Meanwhile, Foreign Embassy/Diplomat/Consulate General can purchase or sell immovable property in India (other than agricultural land/plantation/farm house) after clearance from the Government of India, and the amount for acquisition of immovable property in India is paid out of funds remitted from abroad through banking channels.

Prohibition on acquisition of property by residents outside of India beyond the laid guidelines and exceptions 

The latest guidelines categorically state that any acquisition or transfer of immovable property by anyone residing outside of India can only be within the framework of Foreign Exchange Management (Acquisition and Transfer of Immovable Property in India) Regulations, 2018. 
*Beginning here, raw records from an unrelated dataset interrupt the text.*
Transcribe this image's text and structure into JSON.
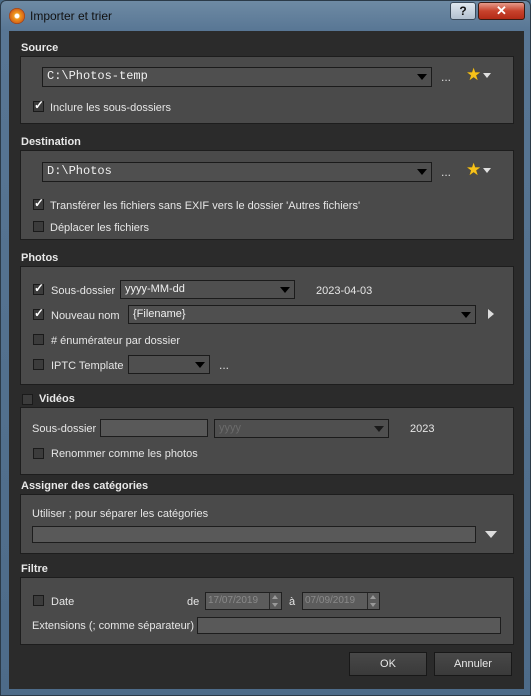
{
  "window": {
    "title": "Importer et trier",
    "help_label": "?",
    "close_label": "✕"
  },
  "source": {
    "title": "Source",
    "folder": "C:\\Photos-temp",
    "ellipsis": "...",
    "include_subfolders_label": "Inclure les sous-dossiers",
    "include_subfolders_checked": true
  },
  "destination": {
    "title": "Destination",
    "folder": "D:\\Photos",
    "ellipsis": "...",
    "transfer_no_exif_label": "Transférer les fichiers sans EXIF vers le dossier 'Autres fichiers'",
    "transfer_no_exif_checked": true,
    "move_files_label": "Déplacer les fichiers",
    "move_files_checked": false
  },
  "photos": {
    "title": "Photos",
    "subfolder_label": "Sous-dossier",
    "subfolder_checked": true,
    "subfolder_format": "yyyy-MM-dd",
    "subfolder_preview": "2023-04-03",
    "rename_label": "Nouveau nom",
    "rename_checked": true,
    "rename_pattern": "{Filename}",
    "enumerator_label": "# énumérateur par dossier",
    "enumerator_checked": false,
    "iptc_label": "IPTC Template",
    "iptc_checked": false,
    "iptc_value": "",
    "iptc_ellipsis": "..."
  },
  "videos": {
    "title": "Vidéos",
    "checked": false,
    "subfolder_label": "Sous-dossier",
    "subfolder_value": "",
    "format_value": "yyyy",
    "preview": "2023",
    "rename_like_photos_label": "Renommer comme les photos",
    "rename_like_photos_checked": false
  },
  "categories": {
    "title": "Assigner des catégories",
    "hint": "Utiliser ; pour séparer les catégories",
    "value": ""
  },
  "filter": {
    "title": "Filtre",
    "date_label": "Date",
    "date_checked": false,
    "from_label": "de",
    "from_value": "17/07/2019",
    "to_label": "à",
    "to_value": "07/09/2019",
    "extensions_label": "Extensions (; comme séparateur)",
    "extensions_value": ""
  },
  "buttons": {
    "ok_label": "OK",
    "cancel_label": "Annuler"
  },
  "colors": {
    "title_bar": "#587694",
    "panel": "#4a4a4a",
    "background": "#2b2b2b",
    "star": "#f7c21a"
  }
}
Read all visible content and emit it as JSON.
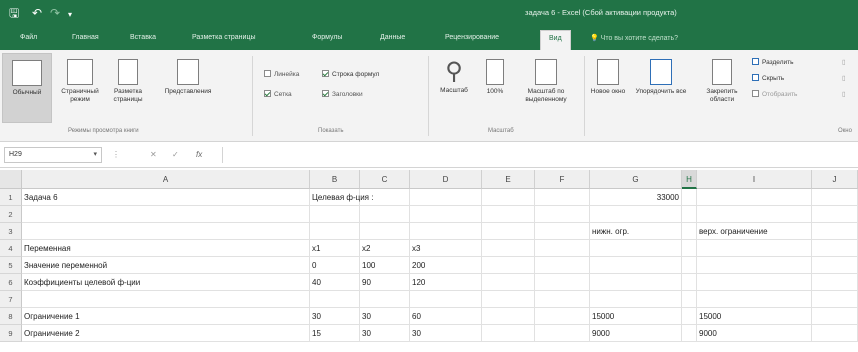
{
  "window": {
    "title": "задача 6 - Excel (Сбой активации продукта)"
  },
  "ribbon_tabs": [
    "Файл",
    "Главная",
    "Вставка",
    "Разметка страницы",
    "Формулы",
    "Данные",
    "Рецензирование",
    "Вид"
  ],
  "tell_me": "Что вы хотите сделать?",
  "ribbon": {
    "view_modes": [
      "Обычный",
      "Страничный режим",
      "Разметка страницы",
      "Представления"
    ],
    "view_modes_group": "Режимы просмотра книги",
    "show": {
      "ruler": "Линейка",
      "formula_bar": "Строка формул",
      "gridlines": "Сетка",
      "headings": "Заголовки",
      "group": "Показать"
    },
    "zoom": {
      "zoom": "Масштаб",
      "zoom100": "100%",
      "zoom_selection": "Масштаб по выделенному",
      "group": "Масштаб"
    },
    "window": {
      "new_window": "Новое окно",
      "arrange_all": "Упорядочить все",
      "freeze_panes": "Закрепить области",
      "split": "Разделить",
      "hide": "Скрыть",
      "unhide": "Отобразить",
      "group": "Окно"
    }
  },
  "formula_bar": {
    "name_box": "H29",
    "cancel": "✕",
    "enter": "✓",
    "fx": "fx",
    "value": ""
  },
  "grid": {
    "columns": [
      "A",
      "B",
      "C",
      "D",
      "E",
      "F",
      "G",
      "H",
      "I",
      "J"
    ],
    "selected_column": "H",
    "rows": [
      {
        "n": "1",
        "A": "Задача 6",
        "B": "Целевая ф-ция :",
        "G": "33000"
      },
      {
        "n": "2"
      },
      {
        "n": "3",
        "G": "нижн. огр.",
        "I": "верх. ограничение"
      },
      {
        "n": "4",
        "A": "Переменная",
        "B": "x1",
        "C": "x2",
        "D": "x3"
      },
      {
        "n": "5",
        "A": "Значение переменной",
        "B": "0",
        "C": "100",
        "D": "200"
      },
      {
        "n": "6",
        "A": "Коэффициенты целевой ф-ции",
        "B": "40",
        "C": "90",
        "D": "120"
      },
      {
        "n": "7"
      },
      {
        "n": "8",
        "A": "Ограничение 1",
        "B": "30",
        "C": "30",
        "D": "60",
        "G": "15000",
        "I": "15000"
      },
      {
        "n": "9",
        "A": "Ограничение 2",
        "B": "15",
        "C": "30",
        "D": "30",
        "G": "9000",
        "I": "9000"
      }
    ]
  }
}
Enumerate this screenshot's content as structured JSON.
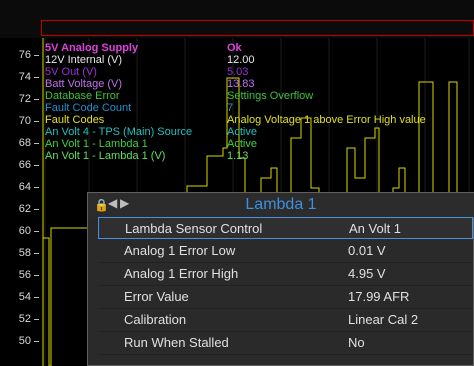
{
  "y_axis": [
    "76",
    "74",
    "72",
    "70",
    "68",
    "66",
    "64",
    "62",
    "60",
    "58",
    "56",
    "54",
    "52",
    "50"
  ],
  "status_rows": [
    {
      "key": "5V Analog Supply",
      "value": "Ok",
      "color": "#e040e0",
      "bold": true
    },
    {
      "key": "12V Internal (V)",
      "value": "12.00",
      "color": "#e8e8e8",
      "bold": false
    },
    {
      "key": "5V Out (V)",
      "value": "5.03",
      "color": "#9b30d0",
      "bold": false
    },
    {
      "key": "Batt Voltage (V)",
      "value": "13.83",
      "color": "#c070f0",
      "bold": false
    },
    {
      "key": "Database Error",
      "value": "Settings Overflow",
      "color": "#40c040",
      "bold": false
    },
    {
      "key": "Fault Code Count",
      "value": "7",
      "color": "#2090d0",
      "bold": false
    },
    {
      "key": "Fault Codes",
      "value": "Analog Voltage 1 above Error High value",
      "color": "#e0e020",
      "bold": false
    },
    {
      "key": "An Volt 4 - TPS (Main) Source",
      "value": "Active",
      "color": "#20c0c0",
      "bold": false
    },
    {
      "key": "An Volt 1 - Lambda 1",
      "value": "Active",
      "color": "#40d040",
      "bold": false
    },
    {
      "key": "An Volt 1 - Lambda 1 (V)",
      "value": "1.13",
      "color": "#60e060",
      "bold": false
    }
  ],
  "panel": {
    "title": "Lambda 1",
    "lock_icon": "🔒",
    "prev_icon": "◀",
    "next_icon": "▶",
    "rows": [
      {
        "key": "Lambda Sensor Control",
        "value": "An Volt 1",
        "selected": true
      },
      {
        "key": "Analog 1 Error Low",
        "value": "0.01 V",
        "selected": false
      },
      {
        "key": "Analog 1 Error High",
        "value": "4.95 V",
        "selected": false
      },
      {
        "key": "Error Value",
        "value": "17.99 AFR",
        "selected": false
      },
      {
        "key": "Calibration",
        "value": "Linear Cal 2",
        "selected": false
      },
      {
        "key": "Run When Stalled",
        "value": "No",
        "selected": false
      }
    ]
  },
  "colors": {
    "trace": "#d8d800",
    "accent": "#3d8fe0",
    "frame": "#c00000"
  }
}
Any transaction beyond these regulations is prohibited, except under specific conditions as mentioned below. 

  • RBI permits a transfer under certain conditions. 
  • The bank which is an authorised dealer permits as per the directions from RBI
  • Indian correspondent of an overseas lender in line with the direction issued by RBI. 
  • Acquired property as per the prevailing Foreign exchange laws and permission from RBI.  

Featured Image: Acquisition of Immovable property by NRIs and OCI cardholders


About Author

HR professional, now focused on contributing towards a positive change in the society. Passionate reader. Loves writing and photography and to narrate stories through words and pictures.

Comments are closed.